This debut session from the Ypsilanti, Michigan, group Lightning Love provides an incredible story arc, even if it was unintended. You could have sensed that it would happen from the outset, even if it would have been a shot in the dark. Lead singer and keyboardist Leah Diehl sings about a love that's not so much forbidden, as it's ill-advised. It's one of those relationships where no one else can see what the appeal is. Well, one side might, but the other couldn't be more off-put by the entire thing, voicing its disapproval strenuously and impulsively, as if its disgust couldn't help but be vomited out, without any form of restraint or sugar-coating. The person that she's singing about is a person that she wants to be with. She's blind to all others and deaf to the naysayers. She sings, "They'd rather stay away than see us as a couple," detailing the abandonment of all their friends, all due to this relationship. It sounds rather tragic, these two people being shunned by all of the friends whom they used to hang out with before any of this started - these groups that they have such a history with just turning their backs because they can't stand the person she goes home with at night. Diehl sings, "I feel like everything I do is everybody's problem."
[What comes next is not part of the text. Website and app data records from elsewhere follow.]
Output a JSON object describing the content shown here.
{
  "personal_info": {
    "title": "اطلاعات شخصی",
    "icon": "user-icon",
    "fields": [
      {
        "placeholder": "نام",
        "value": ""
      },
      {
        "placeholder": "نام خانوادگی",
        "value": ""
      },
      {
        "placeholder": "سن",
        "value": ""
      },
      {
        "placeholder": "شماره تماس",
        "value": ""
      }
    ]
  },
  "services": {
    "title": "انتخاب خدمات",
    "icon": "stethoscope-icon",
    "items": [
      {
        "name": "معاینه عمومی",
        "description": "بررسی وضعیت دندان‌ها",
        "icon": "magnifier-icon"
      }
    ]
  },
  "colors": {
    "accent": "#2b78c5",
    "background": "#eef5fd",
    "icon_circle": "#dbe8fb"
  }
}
The good thing for everybody is that in the next song, "Deadbeat," she discovers a few things she didn't previously know about this person and not everything is as swell as it used to be. It's not a disaster though either because, seeing the true colors of someone the way she does is irksome but it's hardly heartbreaking. It's a person like that who can be done without. They're meaningless and worthless, a complete drain on a person. It brings us to the final song - here is a suite of easy-to-adore, bright sunny morning pop songs that still deal with passing out drunk when they have to - where all of the messed up feelings have been resolved, the tempers have abated and spirits are rising and riding again. The main character's gone through the phase of bringing herself out of that self-induced fogginess and there's much that's been learned - the most important lesson of which might have just been that it's great to live alone and not have to answer to anyone.
Diehl, guitarist Ben Collins and drummer Aaron Diehl, bring everything back around to where we might have been before this session ever started, only with a hunch that our friends might be wiser than we ever give them credit for. It's typically more fun to give them shit and to bum rides off of them instead of taking any kind of romantic advice from them.